• WHAT IS BEING ASKED: Whenever a line of the listing contains the string "kind", return that line.

• SOURCE INFORMATION:

++++++++++

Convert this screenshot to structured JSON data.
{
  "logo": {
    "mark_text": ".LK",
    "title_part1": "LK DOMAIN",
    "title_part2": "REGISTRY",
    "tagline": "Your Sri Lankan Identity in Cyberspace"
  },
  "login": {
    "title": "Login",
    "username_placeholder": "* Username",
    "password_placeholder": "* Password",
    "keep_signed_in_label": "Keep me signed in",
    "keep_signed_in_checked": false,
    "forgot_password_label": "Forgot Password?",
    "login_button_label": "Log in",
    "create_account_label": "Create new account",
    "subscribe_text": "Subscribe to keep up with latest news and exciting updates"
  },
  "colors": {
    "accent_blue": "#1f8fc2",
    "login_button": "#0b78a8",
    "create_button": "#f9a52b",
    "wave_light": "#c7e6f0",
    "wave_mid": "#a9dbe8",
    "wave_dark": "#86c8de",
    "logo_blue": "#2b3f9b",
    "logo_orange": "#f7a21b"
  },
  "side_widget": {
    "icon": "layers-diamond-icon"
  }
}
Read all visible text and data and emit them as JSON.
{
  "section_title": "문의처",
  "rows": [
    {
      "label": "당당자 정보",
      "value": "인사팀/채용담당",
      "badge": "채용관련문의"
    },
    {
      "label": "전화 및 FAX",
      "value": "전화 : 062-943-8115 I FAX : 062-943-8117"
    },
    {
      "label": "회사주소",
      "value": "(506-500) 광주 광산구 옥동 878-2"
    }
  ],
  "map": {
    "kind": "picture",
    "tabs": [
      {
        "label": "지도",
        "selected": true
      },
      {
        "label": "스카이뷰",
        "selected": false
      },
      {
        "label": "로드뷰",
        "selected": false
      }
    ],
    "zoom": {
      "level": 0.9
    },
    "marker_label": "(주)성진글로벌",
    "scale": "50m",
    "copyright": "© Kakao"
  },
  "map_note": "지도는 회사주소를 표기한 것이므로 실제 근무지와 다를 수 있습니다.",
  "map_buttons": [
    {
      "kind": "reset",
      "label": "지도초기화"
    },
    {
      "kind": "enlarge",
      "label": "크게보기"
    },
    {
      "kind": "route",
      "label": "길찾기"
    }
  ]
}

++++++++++

• ANSWER TO THE EXERCISE:
    "kind": "picture",
      "kind": "reset",
      "kind": "enlarge",
      "kind": "route",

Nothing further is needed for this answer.